(Input records begins)

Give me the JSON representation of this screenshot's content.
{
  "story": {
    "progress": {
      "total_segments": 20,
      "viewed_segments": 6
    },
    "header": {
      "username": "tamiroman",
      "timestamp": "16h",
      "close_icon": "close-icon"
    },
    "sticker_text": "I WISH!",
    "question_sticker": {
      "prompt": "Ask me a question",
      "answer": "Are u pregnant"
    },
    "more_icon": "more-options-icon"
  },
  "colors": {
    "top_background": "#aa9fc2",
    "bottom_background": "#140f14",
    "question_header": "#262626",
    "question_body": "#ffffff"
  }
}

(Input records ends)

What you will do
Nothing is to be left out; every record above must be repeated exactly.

Result of the exercise
Give me the JSON representation of this screenshot's content.
{
  "story": {
    "progress": {
      "total_segments": 20,
      "viewed_segments": 6
    },
    "header": {
      "username": "tamiroman",
      "timestamp": "16h",
      "close_icon": "close-icon"
    },
    "sticker_text": "I WISH!",
    "question_sticker": {
      "prompt": "Ask me a question",
      "answer": "Are u pregnant"
    },
    "more_icon": "more-options-icon"
  },
  "colors": {
    "top_background": "#aa9fc2",
    "bottom_background": "#140f14",
    "question_header": "#262626",
    "question_body": "#ffffff"
  }
}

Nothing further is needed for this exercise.